*** Data to use ***

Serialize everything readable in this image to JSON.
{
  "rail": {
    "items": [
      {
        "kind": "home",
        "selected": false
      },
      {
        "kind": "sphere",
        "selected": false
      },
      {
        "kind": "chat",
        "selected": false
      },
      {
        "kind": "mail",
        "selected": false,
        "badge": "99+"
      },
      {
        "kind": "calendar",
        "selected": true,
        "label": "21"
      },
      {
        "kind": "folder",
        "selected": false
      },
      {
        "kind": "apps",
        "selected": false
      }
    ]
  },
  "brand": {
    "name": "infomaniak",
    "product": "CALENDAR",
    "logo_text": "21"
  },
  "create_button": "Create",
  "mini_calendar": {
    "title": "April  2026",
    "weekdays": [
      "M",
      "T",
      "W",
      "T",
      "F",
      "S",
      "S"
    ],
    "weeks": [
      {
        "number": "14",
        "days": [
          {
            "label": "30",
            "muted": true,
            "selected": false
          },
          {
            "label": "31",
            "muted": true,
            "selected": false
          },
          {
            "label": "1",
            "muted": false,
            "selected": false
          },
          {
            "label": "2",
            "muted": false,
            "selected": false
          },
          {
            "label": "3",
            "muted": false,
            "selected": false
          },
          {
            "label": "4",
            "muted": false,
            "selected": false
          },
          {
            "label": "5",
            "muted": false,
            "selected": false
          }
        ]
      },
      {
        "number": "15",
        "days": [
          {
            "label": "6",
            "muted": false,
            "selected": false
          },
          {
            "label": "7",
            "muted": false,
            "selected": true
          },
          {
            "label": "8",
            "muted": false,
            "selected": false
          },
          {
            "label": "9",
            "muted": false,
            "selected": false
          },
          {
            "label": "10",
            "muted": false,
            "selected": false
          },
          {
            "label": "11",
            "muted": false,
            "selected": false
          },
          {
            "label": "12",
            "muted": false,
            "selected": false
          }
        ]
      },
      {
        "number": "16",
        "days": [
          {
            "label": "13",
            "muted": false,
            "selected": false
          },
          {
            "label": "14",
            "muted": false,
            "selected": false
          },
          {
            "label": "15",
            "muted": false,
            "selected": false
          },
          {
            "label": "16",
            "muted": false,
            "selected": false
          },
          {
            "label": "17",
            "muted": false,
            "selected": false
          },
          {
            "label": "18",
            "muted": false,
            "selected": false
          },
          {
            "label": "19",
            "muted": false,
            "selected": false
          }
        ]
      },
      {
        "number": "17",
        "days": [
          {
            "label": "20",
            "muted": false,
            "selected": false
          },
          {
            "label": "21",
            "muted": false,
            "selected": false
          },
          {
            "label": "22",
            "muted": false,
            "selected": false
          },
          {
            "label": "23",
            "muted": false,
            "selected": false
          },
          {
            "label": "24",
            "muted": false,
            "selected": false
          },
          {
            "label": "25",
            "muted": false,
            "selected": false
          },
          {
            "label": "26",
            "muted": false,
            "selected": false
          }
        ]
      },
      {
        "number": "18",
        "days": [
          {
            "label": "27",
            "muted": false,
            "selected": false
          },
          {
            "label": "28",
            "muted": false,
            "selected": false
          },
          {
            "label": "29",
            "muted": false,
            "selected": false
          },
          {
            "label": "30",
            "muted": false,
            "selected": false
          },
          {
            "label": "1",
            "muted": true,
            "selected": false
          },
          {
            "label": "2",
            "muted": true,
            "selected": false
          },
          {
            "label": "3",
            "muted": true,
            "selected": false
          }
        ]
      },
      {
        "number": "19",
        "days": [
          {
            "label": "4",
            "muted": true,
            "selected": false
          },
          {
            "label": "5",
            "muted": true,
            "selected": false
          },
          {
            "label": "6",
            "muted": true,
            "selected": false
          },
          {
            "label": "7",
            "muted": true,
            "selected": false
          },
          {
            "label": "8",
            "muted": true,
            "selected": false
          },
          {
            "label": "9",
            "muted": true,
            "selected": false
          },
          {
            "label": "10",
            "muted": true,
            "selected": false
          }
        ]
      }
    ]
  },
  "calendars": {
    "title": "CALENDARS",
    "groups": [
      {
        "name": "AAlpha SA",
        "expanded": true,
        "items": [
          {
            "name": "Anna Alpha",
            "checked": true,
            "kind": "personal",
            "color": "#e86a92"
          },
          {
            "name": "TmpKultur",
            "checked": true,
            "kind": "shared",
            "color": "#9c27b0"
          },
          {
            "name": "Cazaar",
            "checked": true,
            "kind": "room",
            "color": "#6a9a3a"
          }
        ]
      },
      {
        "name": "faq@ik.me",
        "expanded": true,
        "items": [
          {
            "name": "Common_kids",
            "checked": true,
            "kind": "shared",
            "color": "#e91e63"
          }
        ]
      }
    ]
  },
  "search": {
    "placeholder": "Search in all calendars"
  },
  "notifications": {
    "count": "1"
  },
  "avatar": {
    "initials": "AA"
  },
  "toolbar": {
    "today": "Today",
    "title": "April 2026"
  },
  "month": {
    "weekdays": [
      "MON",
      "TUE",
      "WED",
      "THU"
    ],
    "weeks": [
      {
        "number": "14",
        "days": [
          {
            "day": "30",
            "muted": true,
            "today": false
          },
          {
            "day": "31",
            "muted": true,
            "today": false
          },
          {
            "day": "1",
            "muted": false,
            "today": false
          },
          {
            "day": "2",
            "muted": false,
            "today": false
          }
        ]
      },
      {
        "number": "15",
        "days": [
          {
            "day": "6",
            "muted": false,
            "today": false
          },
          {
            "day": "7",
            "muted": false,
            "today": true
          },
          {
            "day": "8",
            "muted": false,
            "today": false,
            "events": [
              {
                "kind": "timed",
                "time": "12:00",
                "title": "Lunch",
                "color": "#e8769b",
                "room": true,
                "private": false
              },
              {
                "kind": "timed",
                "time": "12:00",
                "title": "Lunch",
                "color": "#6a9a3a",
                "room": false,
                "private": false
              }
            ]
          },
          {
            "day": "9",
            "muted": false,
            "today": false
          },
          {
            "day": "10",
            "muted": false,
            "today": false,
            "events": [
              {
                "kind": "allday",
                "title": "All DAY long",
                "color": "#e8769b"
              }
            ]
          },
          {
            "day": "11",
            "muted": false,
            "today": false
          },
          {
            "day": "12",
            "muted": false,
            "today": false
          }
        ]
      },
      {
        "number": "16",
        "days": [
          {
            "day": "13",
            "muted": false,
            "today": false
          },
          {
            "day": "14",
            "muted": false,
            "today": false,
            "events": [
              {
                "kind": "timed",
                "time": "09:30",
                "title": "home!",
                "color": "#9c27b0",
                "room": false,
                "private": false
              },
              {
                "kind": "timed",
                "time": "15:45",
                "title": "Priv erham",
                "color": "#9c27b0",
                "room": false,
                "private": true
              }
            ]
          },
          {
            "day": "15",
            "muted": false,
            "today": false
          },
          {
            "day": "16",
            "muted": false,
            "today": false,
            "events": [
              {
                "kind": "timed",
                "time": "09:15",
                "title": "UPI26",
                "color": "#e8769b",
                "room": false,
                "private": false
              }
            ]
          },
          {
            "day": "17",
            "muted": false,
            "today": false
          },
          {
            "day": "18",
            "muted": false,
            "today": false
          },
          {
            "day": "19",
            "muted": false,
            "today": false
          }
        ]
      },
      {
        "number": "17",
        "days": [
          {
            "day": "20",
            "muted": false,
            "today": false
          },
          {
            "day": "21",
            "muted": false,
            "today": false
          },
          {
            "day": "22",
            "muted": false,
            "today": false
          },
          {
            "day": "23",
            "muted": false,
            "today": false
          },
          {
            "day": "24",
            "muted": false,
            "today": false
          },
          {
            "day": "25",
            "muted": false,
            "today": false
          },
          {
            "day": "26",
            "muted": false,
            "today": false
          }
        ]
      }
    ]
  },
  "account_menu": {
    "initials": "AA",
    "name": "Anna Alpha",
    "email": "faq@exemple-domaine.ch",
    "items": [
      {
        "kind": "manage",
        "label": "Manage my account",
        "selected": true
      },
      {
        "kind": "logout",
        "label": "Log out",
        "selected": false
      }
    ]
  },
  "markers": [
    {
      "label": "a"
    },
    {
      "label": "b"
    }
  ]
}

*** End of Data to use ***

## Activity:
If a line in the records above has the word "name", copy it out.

## The answer:
    "name": "infomaniak",
        "name": "AAlpha SA",
            "name": "Anna Alpha",
            "name": "TmpKultur",
            "name": "Cazaar",
        "name": "faq@ik.me",
            "name": "Common_kids",
    "name": "Anna Alpha",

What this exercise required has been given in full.